*** Opening of Information ***

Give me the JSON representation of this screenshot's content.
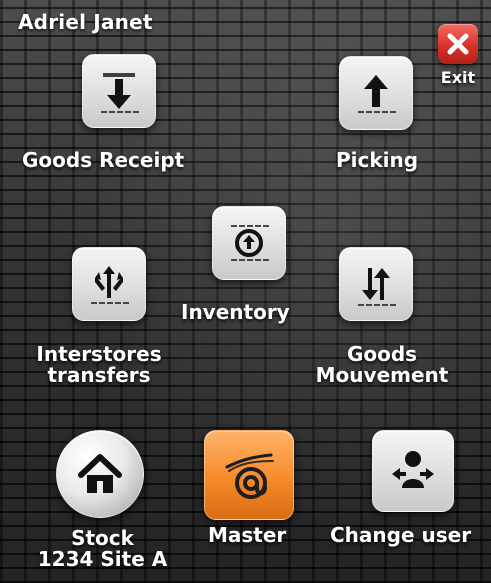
{
  "header": {
    "user_name": "Adriel Janet",
    "exit_label": "Exit"
  },
  "tiles": {
    "goods_receipt": {
      "label": "Goods Receipt",
      "icon": "down-arrow-icon"
    },
    "picking": {
      "label": "Picking",
      "icon": "up-arrow-icon"
    },
    "inventory": {
      "label": "Inventory",
      "icon": "target-icon"
    },
    "interstores_transfers": {
      "label_lines": [
        "Interstores",
        "transfers"
      ],
      "icon": "branching-arrows-icon"
    },
    "goods_mouvement": {
      "label_lines": [
        "Goods",
        "Mouvement"
      ],
      "icon": "swap-arrows-icon"
    },
    "stock": {
      "label_lines": [
        "Stock",
        "1234 Site A"
      ],
      "icon": "home-icon"
    },
    "master": {
      "label": "Master",
      "icon": "at-sign-icon"
    },
    "change_user": {
      "label": "Change user",
      "icon": "user-icon"
    }
  },
  "colors": {
    "exit_red": "#d7322a",
    "master_orange": "#f58b2a",
    "text": "#ffffff"
  }
}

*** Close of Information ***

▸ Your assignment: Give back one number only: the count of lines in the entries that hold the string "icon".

▸ Response: 8